• _Material supplied_:
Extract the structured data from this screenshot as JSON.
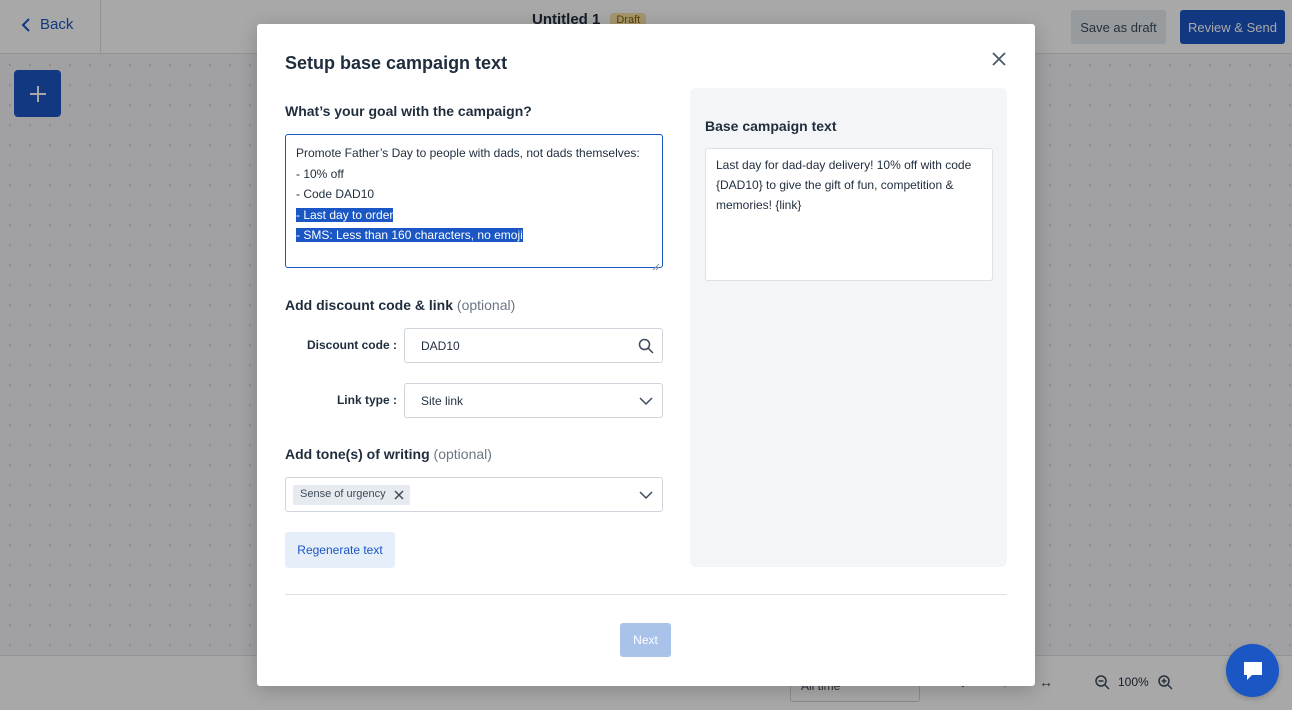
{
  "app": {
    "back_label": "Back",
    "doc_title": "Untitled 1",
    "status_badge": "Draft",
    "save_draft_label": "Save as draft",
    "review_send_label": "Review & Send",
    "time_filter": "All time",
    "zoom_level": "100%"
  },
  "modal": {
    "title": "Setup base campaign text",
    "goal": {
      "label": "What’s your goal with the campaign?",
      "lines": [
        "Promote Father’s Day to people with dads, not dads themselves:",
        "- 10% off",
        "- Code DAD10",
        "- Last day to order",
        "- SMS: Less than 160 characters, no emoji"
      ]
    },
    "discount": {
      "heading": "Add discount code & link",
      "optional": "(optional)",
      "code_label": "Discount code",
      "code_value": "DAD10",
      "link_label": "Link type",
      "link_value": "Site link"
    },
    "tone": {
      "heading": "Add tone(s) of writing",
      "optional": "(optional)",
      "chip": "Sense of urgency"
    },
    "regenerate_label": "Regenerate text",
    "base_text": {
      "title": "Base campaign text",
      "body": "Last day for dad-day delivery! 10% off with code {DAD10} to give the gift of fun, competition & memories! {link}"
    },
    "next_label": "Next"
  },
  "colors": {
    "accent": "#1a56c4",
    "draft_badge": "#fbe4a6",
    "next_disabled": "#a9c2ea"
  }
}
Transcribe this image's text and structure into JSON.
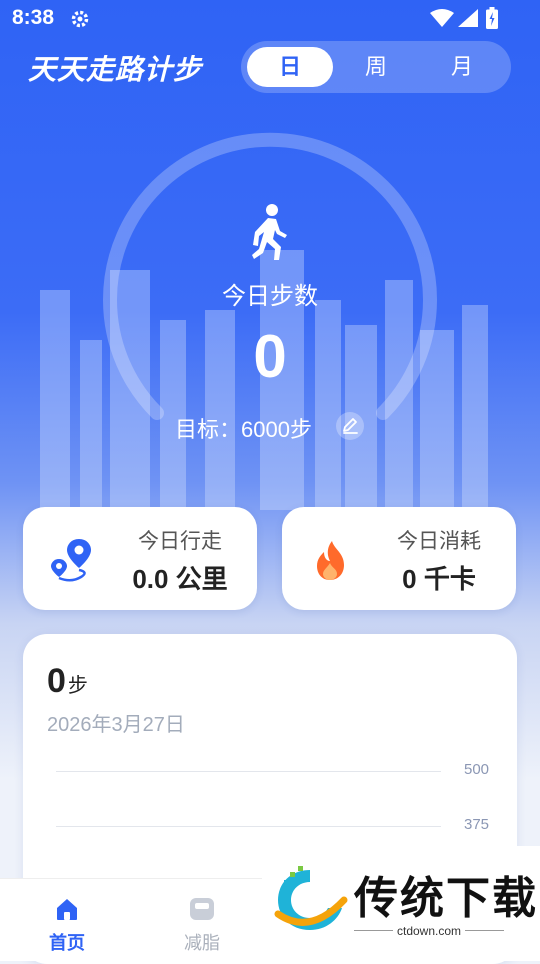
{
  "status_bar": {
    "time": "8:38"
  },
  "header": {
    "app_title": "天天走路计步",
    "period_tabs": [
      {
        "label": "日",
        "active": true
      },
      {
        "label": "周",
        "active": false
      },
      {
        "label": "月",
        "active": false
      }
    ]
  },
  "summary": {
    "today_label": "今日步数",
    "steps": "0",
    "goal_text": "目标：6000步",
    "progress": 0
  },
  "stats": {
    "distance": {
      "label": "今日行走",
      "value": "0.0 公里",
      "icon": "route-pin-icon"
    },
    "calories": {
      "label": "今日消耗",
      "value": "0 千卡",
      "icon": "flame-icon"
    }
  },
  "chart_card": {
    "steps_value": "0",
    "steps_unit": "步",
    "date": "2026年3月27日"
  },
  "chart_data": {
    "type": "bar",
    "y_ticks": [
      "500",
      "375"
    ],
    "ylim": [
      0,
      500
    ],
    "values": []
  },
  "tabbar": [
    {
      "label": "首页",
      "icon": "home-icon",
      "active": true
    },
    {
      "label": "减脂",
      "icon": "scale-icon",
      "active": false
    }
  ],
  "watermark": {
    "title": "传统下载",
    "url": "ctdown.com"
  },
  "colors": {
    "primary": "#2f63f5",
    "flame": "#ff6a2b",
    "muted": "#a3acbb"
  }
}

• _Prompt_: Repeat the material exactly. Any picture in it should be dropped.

• _Exercise solution_:
Extract the structured data from this screenshot as JSON.
{
  "app": {
    "back_label": "Back",
    "doc_title": "Untitled 1",
    "status_badge": "Draft",
    "save_draft_label": "Save as draft",
    "review_send_label": "Review & Send",
    "time_filter": "All time",
    "zoom_level": "100%"
  },
  "modal": {
    "title": "Setup base campaign text",
    "goal": {
      "label": "What’s your goal with the campaign?",
      "lines": [
        "Promote Father’s Day to people with dads, not dads themselves:",
        "- 10% off",
        "- Code DAD10",
        "- Last day to order",
        "- SMS: Less than 160 characters, no emoji"
      ]
    },
    "discount": {
      "heading": "Add discount code & link",
      "optional": "(optional)",
      "code_label": "Discount code",
      "code_value": "DAD10",
      "link_label": "Link type",
      "link_value": "Site link"
    },
    "tone": {
      "heading": "Add tone(s) of writing",
      "optional": "(optional)",
      "chip": "Sense of urgency"
    },
    "regenerate_label": "Regenerate text",
    "base_text": {
      "title": "Base campaign text",
      "body": "Last day for dad-day delivery! 10% off with code {DAD10} to give the gift of fun, competition & memories! {link}"
    },
    "next_label": "Next"
  },
  "colors": {
    "accent": "#1a56c4",
    "draft_badge": "#fbe4a6",
    "next_disabled": "#a9c2ea"
  }
}
Transcribe this image's text and structure into JSON.
{
  "status_bar": {
    "time": "8:38"
  },
  "header": {
    "app_title": "天天走路计步",
    "period_tabs": [
      {
        "label": "日",
        "active": true
      },
      {
        "label": "周",
        "active": false
      },
      {
        "label": "月",
        "active": false
      }
    ]
  },
  "summary": {
    "today_label": "今日步数",
    "steps": "0",
    "goal_text": "目标：6000步",
    "progress": 0
  },
  "stats": {
    "distance": {
      "label": "今日行走",
      "value": "0.0 公里",
      "icon": "route-pin-icon"
    },
    "calories": {
      "label": "今日消耗",
      "value": "0 千卡",
      "icon": "flame-icon"
    }
  },
  "chart_card": {
    "steps_value": "0",
    "steps_unit": "步",
    "date": "2026年3月27日"
  },
  "chart_data": {
    "type": "bar",
    "y_ticks": [
      "500",
      "375"
    ],
    "ylim": [
      0,
      500
    ],
    "values": []
  },
  "tabbar": [
    {
      "label": "首页",
      "icon": "home-icon",
      "active": true
    },
    {
      "label": "减脂",
      "icon": "scale-icon",
      "active": false
    }
  ],
  "watermark": {
    "title": "传统下载",
    "url": "ctdown.com"
  },
  "colors": {
    "primary": "#2f63f5",
    "flame": "#ff6a2b",
    "muted": "#a3acbb"
  }
}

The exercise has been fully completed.